::: GIVEN RECORDS
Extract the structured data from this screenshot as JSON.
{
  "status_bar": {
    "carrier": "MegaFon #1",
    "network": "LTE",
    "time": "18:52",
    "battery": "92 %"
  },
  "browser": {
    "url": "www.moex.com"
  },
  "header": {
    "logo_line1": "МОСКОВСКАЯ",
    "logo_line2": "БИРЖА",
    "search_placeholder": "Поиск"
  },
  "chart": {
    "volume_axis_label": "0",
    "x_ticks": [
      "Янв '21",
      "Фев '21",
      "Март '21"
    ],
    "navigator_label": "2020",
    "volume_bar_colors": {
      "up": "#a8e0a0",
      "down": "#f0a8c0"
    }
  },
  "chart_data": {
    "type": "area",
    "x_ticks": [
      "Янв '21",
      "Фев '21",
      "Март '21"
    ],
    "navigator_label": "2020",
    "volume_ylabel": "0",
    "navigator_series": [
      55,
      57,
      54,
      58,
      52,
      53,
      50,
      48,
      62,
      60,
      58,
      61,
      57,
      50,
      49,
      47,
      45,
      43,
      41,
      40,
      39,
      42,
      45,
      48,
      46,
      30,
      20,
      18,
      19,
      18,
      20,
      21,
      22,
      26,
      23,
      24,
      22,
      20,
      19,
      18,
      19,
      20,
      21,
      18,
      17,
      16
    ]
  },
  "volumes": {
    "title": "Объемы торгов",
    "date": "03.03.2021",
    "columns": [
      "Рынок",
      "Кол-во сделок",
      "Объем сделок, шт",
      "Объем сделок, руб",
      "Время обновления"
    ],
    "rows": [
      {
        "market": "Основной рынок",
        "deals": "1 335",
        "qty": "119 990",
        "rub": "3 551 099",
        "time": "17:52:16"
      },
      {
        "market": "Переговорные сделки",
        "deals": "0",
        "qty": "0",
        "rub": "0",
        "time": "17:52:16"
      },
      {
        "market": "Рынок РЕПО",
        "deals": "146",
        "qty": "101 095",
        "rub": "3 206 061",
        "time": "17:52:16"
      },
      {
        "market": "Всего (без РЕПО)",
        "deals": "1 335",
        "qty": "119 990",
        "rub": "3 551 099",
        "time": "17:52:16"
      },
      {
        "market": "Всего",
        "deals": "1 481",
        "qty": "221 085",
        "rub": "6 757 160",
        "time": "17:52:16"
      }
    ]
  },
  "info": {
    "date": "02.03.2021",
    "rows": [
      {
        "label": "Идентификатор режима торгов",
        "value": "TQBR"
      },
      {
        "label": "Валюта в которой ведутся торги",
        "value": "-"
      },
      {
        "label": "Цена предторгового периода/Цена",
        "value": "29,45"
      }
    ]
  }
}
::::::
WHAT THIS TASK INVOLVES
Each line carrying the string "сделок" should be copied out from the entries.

SOLUTION
      "Кол-во сделок",
      "Объем сделок, шт",
      "Объем сделок, руб",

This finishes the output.